Enhancement of Aggregation-Induced Emission in Dye-Encapsulating Polymeric Micelles for Bioimaging

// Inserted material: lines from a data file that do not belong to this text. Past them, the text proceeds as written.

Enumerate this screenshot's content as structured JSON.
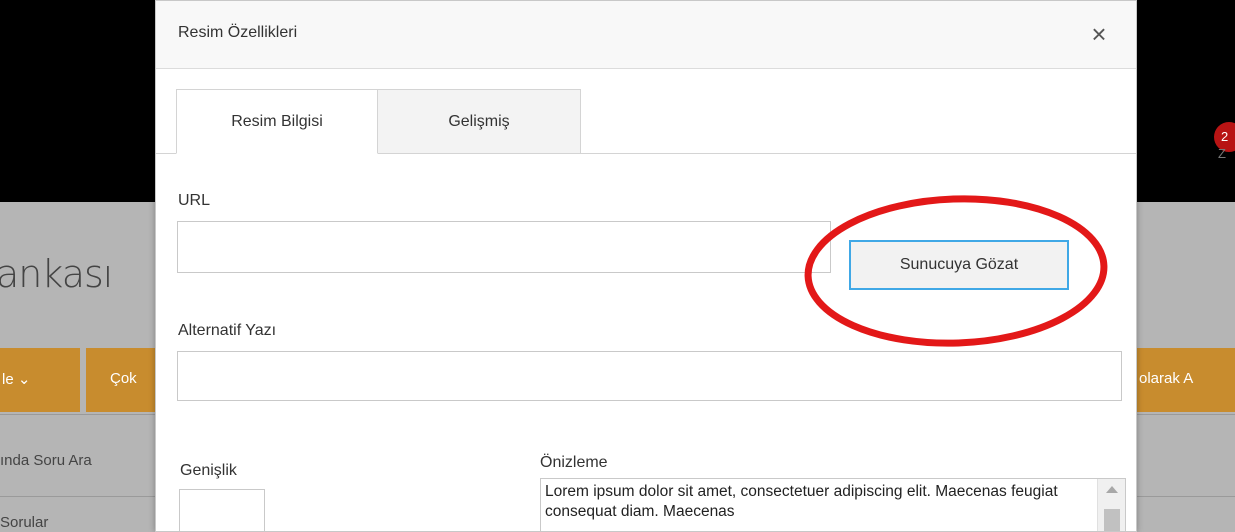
{
  "background": {
    "badge_count": "2",
    "badge_tail": "Z",
    "page_title_fragment": "ankası",
    "nav_button_1": "le ⌄",
    "nav_button_2": "Çok",
    "nav_button_3": "olarak A",
    "row_text_1": "ında Soru Ara",
    "row_text_2": "Sorular"
  },
  "dialog": {
    "title": "Resim Özellikleri",
    "close_icon": "×",
    "tabs": [
      {
        "label": "Resim Bilgisi",
        "active": true
      },
      {
        "label": "Gelişmiş",
        "active": false
      }
    ],
    "url": {
      "label": "URL",
      "value": ""
    },
    "browse_button_label": "Sunucuya Gözat",
    "alt_text": {
      "label": "Alternatif Yazı",
      "value": ""
    },
    "width": {
      "label": "Genişlik",
      "value": ""
    },
    "preview": {
      "label": "Önizleme",
      "text": "Lorem ipsum dolor sit amet, consectetuer adipiscing elit. Maecenas feugiat consequat diam. Maecenas"
    }
  },
  "colors": {
    "highlight_circle": "#e31818",
    "focus_border": "#40a8e6",
    "background_orange": "#c88c2e"
  }
}
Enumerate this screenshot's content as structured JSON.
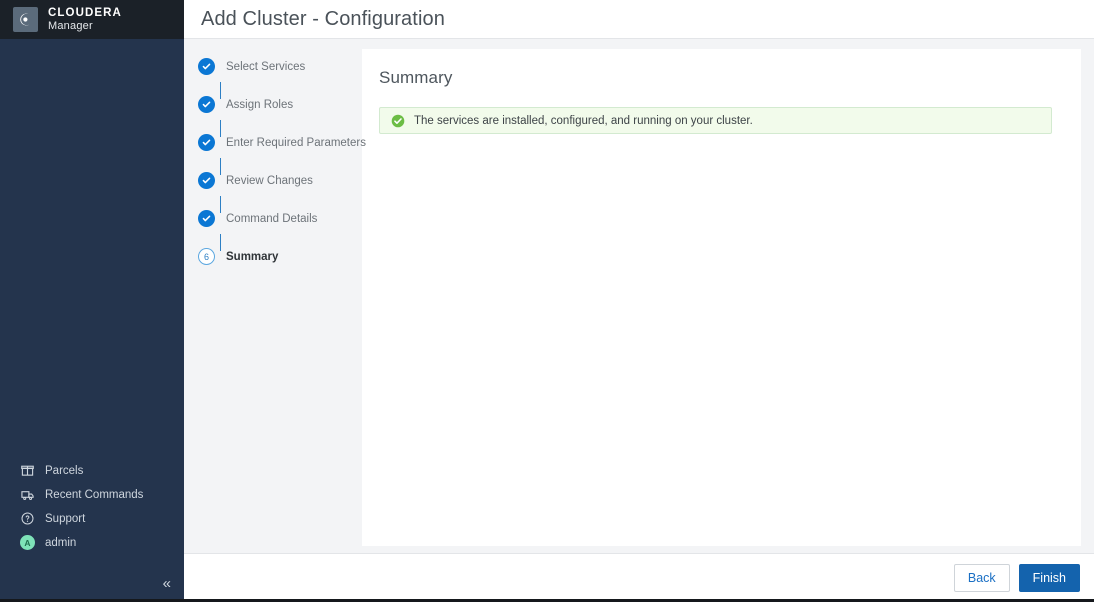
{
  "brand": {
    "logo_icon": "cloudera-c-logo-icon",
    "title": "CLOUDERA",
    "subtitle": "Manager"
  },
  "sidebar": {
    "items": [
      {
        "label": "Parcels",
        "icon": "parcel-box-icon"
      },
      {
        "label": "Recent Commands",
        "icon": "recent-commands-icon"
      },
      {
        "label": "Support",
        "icon": "question-circle-icon"
      },
      {
        "label": "admin",
        "icon": "avatar-icon",
        "avatar_initial": "A"
      }
    ],
    "collapse_label": "«",
    "background_color": "#24344d",
    "brand_background_color": "#1b2128",
    "avatar_color": "#7ee2b8"
  },
  "header": {
    "title": "Add Cluster - Configuration"
  },
  "wizard": {
    "steps": [
      {
        "number": "1",
        "label": "Select Services",
        "state": "done"
      },
      {
        "number": "2",
        "label": "Assign Roles",
        "state": "done"
      },
      {
        "number": "3",
        "label": "Enter Required Parameters",
        "state": "done"
      },
      {
        "number": "4",
        "label": "Review Changes",
        "state": "done"
      },
      {
        "number": "5",
        "label": "Command Details",
        "state": "done"
      },
      {
        "number": "6",
        "label": "Summary",
        "state": "current"
      }
    ],
    "done_color": "#0b77d4",
    "current_color": "#2d7fc4"
  },
  "content": {
    "heading": "Summary",
    "alert": {
      "icon": "success-check-icon",
      "message": "The services are installed, configured, and running on your cluster.",
      "background_color": "#f2fbeb",
      "border_color": "#d3ead0",
      "icon_color": "#62b345"
    }
  },
  "footer": {
    "back_label": "Back",
    "finish_label": "Finish",
    "primary_color": "#1463ad"
  }
}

Three amphiphilic block copolymers are employed to form polymeric micelles and function as nanocarriers to disperse hydrophobic aggregation-induced emission (AIE) dyes, 1,1,2,3,4,5-hexaphenylsilole (HPS) and/or bis(4-(N-(1-naphthyl) phenylamino)-phenyl)fumaronitrile (NPAFN), into aqueous solution for biological studies. Compared to their virtually non-emissive properties in organic solutions, the fluorescence intensity of these AIE dyes has increased significantly due to the spatial confinement that restricts intramolecular rotation of these dyes and their better compatibility in the hydrophobic core of polymeric micelles. The effect of the chemical structure of micelle cores on the photophysical properties of AIE dyes are investigated, and the fluorescence resonance energy transfer (FRET) from the green-emitting donor (HPS) to the red-emitting acceptor (NPAFN) is explored by co-encapsulating this FRET pair in the same micelle core. The highest fluorescence quantum yield (∼62%) could be achieved by encapsulating HPS aggregates in the micelles. Efficient energy transfer (>99%) and high amplification of emission (as high as 8 times) from the NPAFN acceptor could also be achieved by spatially confining the HPS/NPAFN FRET pair in the hydrophobic core of polymeric micelles. These micelles could be successfully internalized into the RAW 264.7 cells to demonstrate high-quality fluorescent images and cell viability due to improved quantum yield and reduced cytotoxicity.